Exercise aim
Look through the lines below and extract any with the word "more".
═════ Dataset extract
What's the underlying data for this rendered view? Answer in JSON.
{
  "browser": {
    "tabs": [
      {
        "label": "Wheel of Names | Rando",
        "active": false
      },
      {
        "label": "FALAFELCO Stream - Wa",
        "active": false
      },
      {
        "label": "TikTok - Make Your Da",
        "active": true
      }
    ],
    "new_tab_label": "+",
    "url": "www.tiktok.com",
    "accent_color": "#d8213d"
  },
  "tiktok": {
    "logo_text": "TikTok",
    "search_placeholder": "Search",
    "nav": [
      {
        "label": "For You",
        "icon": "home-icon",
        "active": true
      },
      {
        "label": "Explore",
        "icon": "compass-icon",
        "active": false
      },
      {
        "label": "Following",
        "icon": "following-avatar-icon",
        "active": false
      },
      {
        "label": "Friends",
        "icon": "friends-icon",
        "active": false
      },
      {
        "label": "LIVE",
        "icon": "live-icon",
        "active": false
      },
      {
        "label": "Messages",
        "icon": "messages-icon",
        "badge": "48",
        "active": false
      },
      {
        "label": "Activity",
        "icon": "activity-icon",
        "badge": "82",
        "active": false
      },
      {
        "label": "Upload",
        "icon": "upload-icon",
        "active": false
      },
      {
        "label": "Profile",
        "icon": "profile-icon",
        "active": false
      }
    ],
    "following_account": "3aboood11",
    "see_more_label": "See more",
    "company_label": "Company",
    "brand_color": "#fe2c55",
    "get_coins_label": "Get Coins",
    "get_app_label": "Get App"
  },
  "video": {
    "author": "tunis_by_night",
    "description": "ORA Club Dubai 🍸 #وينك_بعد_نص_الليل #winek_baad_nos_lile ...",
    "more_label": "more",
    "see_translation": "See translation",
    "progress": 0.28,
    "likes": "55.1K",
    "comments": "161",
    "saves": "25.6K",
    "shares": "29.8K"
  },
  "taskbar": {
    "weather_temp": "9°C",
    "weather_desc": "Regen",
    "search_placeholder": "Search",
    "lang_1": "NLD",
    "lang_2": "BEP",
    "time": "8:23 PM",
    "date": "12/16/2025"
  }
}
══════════
Exercise response
    "see_more_label": "See more",
    "more_label": "more",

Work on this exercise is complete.